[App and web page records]

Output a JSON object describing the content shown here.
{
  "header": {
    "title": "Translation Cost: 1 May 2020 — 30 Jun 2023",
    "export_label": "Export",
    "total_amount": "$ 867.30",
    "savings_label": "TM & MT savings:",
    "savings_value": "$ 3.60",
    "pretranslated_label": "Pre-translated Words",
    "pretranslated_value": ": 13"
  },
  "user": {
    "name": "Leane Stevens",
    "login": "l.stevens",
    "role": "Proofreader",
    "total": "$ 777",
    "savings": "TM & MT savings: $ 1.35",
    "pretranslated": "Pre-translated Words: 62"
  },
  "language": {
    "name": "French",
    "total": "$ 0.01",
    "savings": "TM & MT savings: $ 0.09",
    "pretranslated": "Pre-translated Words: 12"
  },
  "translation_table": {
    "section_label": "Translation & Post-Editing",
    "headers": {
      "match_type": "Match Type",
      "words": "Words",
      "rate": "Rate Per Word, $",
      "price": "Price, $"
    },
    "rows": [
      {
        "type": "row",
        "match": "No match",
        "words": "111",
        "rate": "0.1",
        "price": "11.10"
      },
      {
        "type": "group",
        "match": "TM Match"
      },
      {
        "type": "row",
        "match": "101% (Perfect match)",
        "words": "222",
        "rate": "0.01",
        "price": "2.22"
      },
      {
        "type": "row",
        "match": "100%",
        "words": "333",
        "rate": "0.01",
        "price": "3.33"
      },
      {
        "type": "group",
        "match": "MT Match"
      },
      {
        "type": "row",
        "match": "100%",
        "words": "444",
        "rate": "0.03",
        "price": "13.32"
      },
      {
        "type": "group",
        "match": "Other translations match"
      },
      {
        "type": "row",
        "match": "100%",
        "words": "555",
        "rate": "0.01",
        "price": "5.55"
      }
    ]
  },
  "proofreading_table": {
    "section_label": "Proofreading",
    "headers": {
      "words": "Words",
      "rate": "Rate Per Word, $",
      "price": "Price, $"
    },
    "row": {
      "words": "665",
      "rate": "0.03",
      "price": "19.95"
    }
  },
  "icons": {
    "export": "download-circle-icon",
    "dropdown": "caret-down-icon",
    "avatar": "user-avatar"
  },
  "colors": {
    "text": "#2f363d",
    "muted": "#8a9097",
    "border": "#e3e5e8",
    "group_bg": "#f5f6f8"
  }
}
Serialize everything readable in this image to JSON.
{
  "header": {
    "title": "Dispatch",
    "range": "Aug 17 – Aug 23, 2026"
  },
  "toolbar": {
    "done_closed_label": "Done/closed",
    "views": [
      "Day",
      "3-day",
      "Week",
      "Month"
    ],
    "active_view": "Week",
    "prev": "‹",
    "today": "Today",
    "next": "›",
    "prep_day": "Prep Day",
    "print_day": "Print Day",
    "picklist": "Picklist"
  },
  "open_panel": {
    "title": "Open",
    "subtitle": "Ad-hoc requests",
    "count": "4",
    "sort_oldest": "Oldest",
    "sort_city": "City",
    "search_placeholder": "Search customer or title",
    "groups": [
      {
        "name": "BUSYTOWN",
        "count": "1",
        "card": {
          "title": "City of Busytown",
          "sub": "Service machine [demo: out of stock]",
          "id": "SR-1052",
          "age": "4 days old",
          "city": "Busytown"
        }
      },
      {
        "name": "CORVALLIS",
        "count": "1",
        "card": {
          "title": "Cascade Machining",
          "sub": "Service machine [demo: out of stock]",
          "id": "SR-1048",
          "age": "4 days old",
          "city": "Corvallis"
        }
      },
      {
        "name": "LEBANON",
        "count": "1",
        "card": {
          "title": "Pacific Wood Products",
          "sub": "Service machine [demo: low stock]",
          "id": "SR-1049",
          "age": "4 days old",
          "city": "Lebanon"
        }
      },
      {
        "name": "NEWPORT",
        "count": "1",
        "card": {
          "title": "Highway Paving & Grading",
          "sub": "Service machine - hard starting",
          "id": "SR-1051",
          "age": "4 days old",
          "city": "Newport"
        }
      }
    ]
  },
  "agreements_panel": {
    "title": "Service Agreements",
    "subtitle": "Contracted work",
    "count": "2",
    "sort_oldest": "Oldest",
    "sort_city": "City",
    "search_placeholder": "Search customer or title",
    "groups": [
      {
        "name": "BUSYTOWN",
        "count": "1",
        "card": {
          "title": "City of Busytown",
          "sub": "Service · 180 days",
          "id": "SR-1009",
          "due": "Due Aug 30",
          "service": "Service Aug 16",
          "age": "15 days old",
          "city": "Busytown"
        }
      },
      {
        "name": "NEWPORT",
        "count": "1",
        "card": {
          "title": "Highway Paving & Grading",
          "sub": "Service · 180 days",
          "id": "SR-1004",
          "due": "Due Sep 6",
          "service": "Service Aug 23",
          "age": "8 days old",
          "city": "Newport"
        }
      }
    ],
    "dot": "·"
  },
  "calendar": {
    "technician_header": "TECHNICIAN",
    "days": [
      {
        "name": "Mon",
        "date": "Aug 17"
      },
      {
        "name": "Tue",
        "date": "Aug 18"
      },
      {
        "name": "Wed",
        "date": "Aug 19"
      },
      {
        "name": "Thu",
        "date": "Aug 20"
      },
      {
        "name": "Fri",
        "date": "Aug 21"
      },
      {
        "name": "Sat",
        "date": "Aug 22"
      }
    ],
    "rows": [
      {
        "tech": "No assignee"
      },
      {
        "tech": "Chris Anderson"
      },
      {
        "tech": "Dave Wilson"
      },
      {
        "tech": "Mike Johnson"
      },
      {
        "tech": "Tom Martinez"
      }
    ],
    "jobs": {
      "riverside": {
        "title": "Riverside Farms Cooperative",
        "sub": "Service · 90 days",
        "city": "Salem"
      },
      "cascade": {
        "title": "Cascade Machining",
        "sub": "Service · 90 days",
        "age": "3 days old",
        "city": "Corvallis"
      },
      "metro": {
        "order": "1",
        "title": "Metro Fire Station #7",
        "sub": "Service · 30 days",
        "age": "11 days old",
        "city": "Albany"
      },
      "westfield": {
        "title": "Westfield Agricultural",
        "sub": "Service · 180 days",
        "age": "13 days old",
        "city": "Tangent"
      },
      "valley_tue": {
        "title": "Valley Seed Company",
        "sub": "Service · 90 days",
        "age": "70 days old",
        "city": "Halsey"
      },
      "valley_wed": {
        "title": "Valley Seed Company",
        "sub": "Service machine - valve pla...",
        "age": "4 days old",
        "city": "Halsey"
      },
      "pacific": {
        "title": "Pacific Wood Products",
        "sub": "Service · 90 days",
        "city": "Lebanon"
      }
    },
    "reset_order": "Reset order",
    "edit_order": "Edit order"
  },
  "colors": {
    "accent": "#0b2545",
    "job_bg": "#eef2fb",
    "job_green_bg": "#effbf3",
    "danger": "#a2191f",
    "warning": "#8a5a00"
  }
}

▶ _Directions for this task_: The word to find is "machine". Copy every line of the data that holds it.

▶ _Solved exercise_:
          "sub": "Service machine [demo: out of stock]",
          "sub": "Service machine [demo: out of stock]",
          "sub": "Service machine [demo: low stock]",
          "sub": "Service machine - hard starting",
        "sub": "Service machine - valve pla...",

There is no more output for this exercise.